[What you should do]
Where the records below show the word "false" in a line, please copy that line.

[Records for this exercise]
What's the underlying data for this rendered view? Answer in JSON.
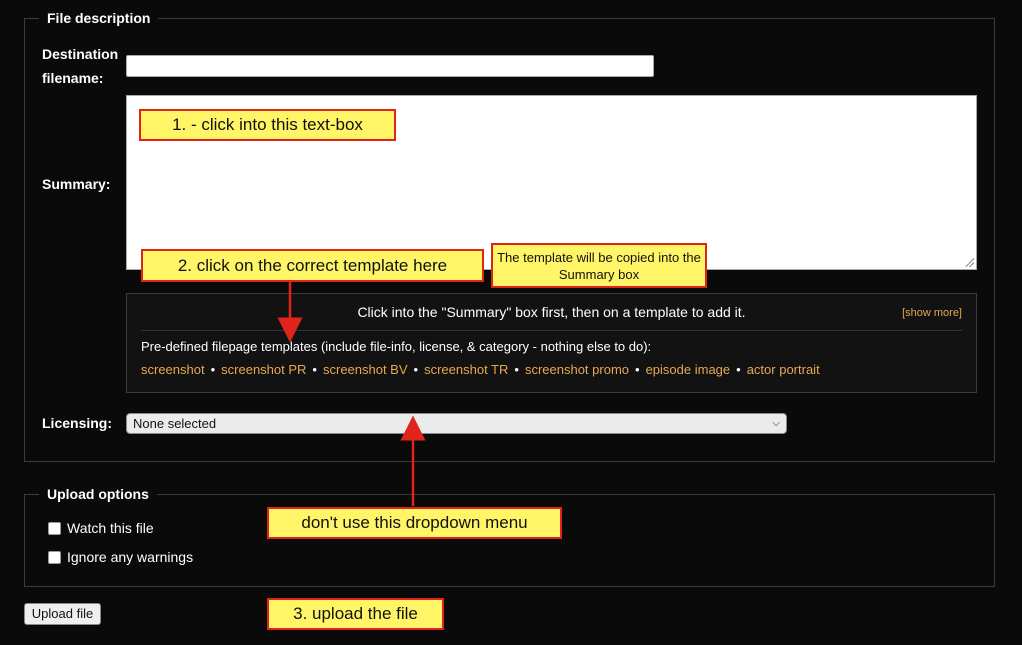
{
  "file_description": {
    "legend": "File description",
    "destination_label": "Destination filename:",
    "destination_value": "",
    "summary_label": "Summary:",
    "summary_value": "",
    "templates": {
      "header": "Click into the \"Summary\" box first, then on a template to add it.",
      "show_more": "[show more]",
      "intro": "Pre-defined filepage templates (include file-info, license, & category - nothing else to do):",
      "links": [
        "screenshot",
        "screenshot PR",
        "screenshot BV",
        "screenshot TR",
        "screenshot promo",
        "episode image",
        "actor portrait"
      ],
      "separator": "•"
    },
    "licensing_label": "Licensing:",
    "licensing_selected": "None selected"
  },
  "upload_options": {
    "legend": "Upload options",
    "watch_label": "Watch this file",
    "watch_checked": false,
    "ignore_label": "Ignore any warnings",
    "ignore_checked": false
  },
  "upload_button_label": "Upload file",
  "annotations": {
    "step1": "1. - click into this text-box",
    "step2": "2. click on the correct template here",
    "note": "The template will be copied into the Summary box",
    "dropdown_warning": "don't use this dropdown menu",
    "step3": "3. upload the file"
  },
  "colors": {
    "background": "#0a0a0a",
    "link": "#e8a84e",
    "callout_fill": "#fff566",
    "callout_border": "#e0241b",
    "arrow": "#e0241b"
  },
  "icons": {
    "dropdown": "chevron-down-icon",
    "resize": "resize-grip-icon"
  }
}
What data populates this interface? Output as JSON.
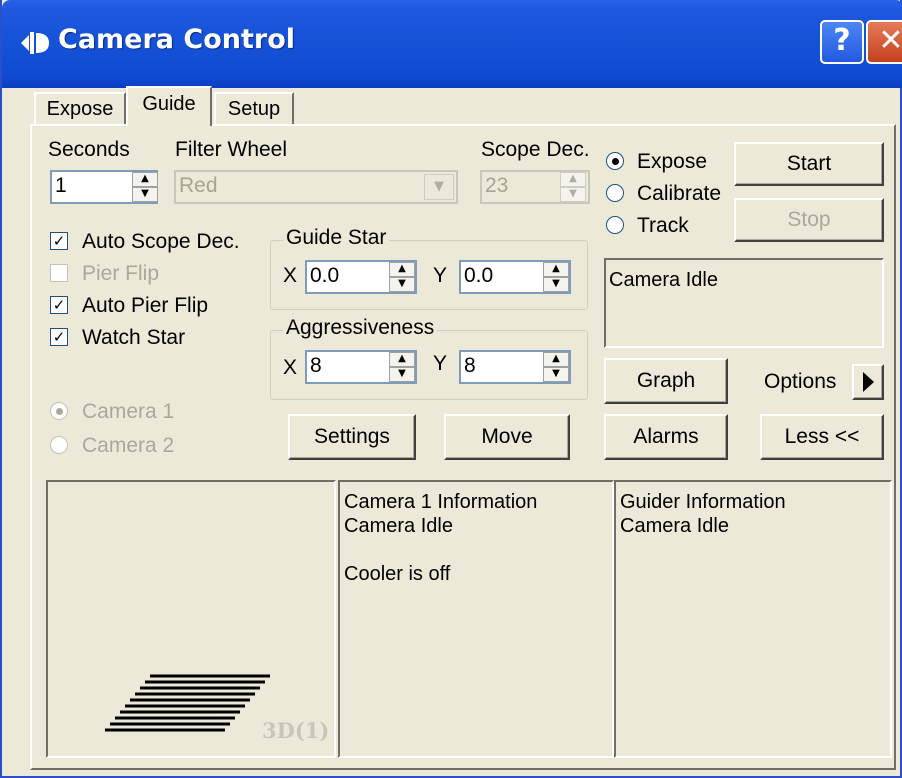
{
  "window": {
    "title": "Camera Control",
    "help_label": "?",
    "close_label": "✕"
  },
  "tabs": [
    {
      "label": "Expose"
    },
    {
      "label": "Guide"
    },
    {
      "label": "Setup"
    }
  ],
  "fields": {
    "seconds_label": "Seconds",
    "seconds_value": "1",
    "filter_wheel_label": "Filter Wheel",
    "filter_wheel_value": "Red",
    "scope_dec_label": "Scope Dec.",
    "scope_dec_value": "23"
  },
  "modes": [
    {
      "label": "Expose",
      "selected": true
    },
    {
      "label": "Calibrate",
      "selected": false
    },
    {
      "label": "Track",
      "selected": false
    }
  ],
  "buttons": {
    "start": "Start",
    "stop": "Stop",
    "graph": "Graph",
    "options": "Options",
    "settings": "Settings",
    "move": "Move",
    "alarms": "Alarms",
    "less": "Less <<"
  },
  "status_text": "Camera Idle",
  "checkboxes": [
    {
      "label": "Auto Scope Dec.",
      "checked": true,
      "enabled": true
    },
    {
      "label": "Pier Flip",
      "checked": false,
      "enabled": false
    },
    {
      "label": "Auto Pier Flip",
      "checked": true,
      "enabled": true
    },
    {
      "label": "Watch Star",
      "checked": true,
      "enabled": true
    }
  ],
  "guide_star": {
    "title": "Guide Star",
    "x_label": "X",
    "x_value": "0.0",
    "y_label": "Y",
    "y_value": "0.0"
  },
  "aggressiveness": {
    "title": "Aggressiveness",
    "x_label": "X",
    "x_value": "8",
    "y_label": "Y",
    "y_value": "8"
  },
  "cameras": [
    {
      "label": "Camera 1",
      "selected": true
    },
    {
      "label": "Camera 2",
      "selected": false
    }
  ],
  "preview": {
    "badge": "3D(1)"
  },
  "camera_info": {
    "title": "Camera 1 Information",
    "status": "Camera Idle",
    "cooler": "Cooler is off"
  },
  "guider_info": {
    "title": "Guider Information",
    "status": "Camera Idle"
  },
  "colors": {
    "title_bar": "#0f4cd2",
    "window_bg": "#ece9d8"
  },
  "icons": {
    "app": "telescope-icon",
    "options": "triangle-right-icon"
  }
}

[Answer for the task]
    "watch_checked": false,
    "ignore_checked": false
      "selected": false
      "selected": false
      "checked": false,
      "enabled": false
      "selected": false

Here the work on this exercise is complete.